The other night Mark and I went over to Barnes & Noble so he could indulge his new bridge fetish by browsing through the Games section. We both brought our laptops along so we could hang out and be trendy in the cafe for a while. But it turned out I was more interested in browsing than working, so I set mine aside.
I spent a couple of hours looking through Law in Plain English for Writers (not terrible, but not as detailed as I wanted it to be regarding tax liability), Can’t Fail Color Schemes (I got this one), and The Devious Book for Cats (Hee hee hee! Kitty cats!). Finally Mark had made his selection, and we left.
Without my laptop.
It wasn’t until after a delectable dinner at Ru San’s sushi bar that we pulled into the driveway and I realized that I had left my laptop at the bookstore.

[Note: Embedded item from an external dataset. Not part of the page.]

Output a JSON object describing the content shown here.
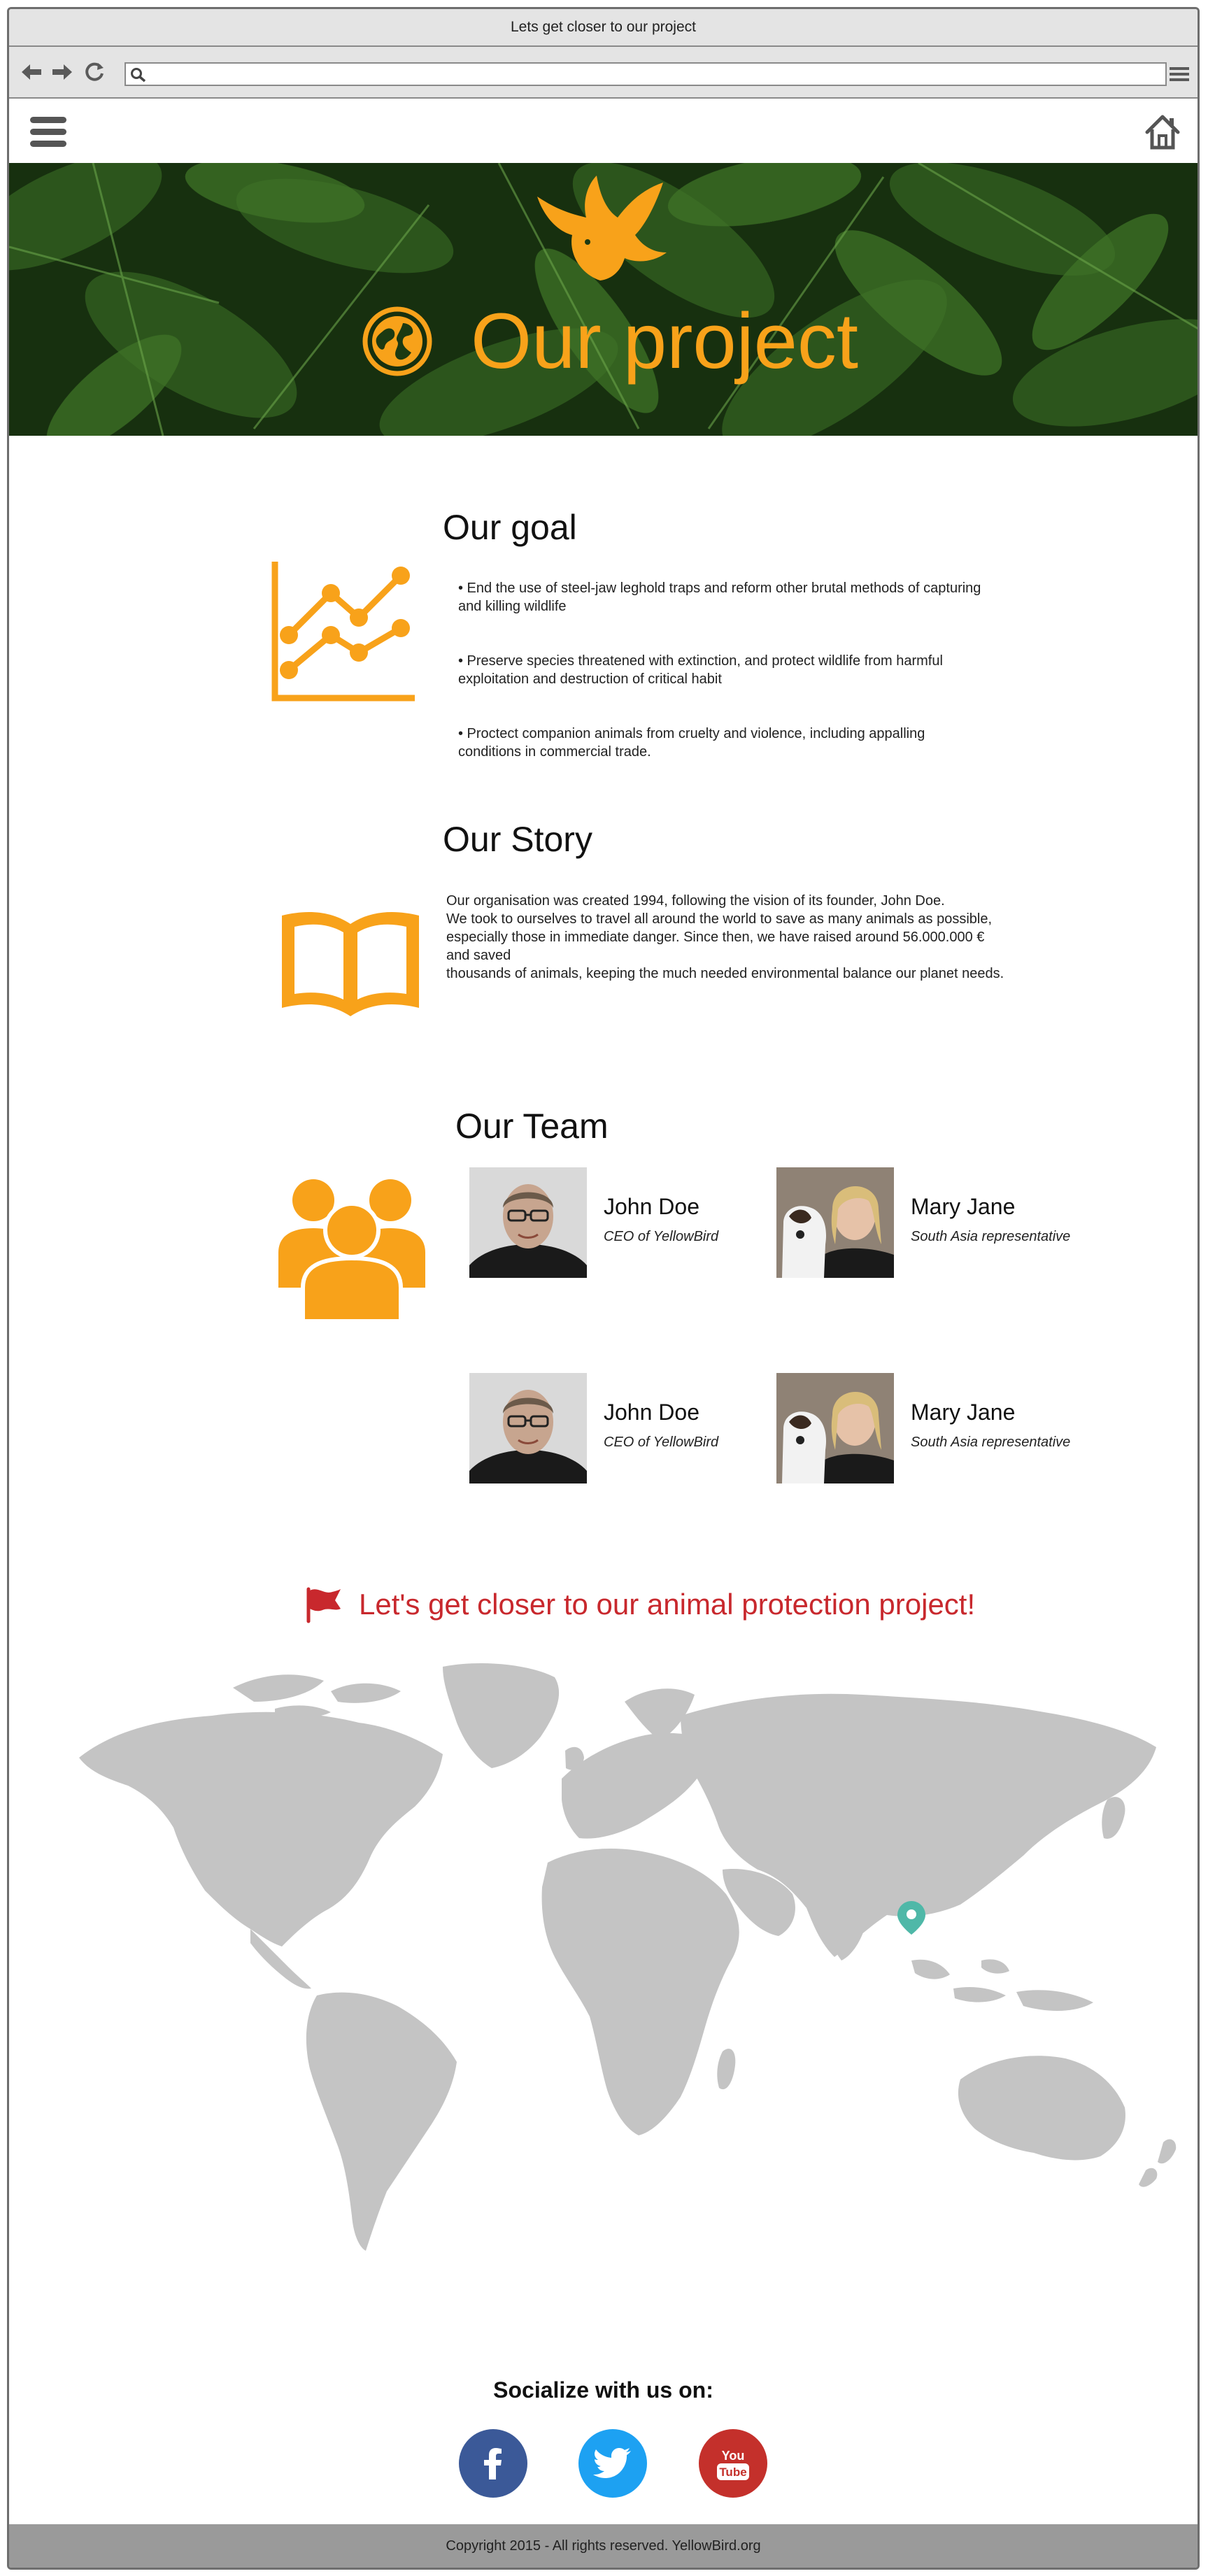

I called them up and told the guy who answered the phone where I thought I had left it. And sure enough, there it was. It was 10:45 by that point, and I couldn’t make it back to store by closing, so I gave him my name and told him I’d swing by in the morning.
Now, I had actually backed up my files the night before, so all I would have lost would have been my laptop, the backpack, and a couple of odds and ends. Even so, it was a few hours before my heart rate ratcheted back down into the normal range. And when it did, I found myself rather pleased with the world, content to know that I live in a place where a girl can leave a grand worth of home office equipment lying around for three hours, only to return and pick it up the next day.
I know all people aren’t honest, of course, but a lot of people are honest. And it gives me a lift. It’s very, very easy to get focused on the negative in the world, because the negative is so much more visible and memorable. But take it from my laptop and me: there’s also a whole lotta good.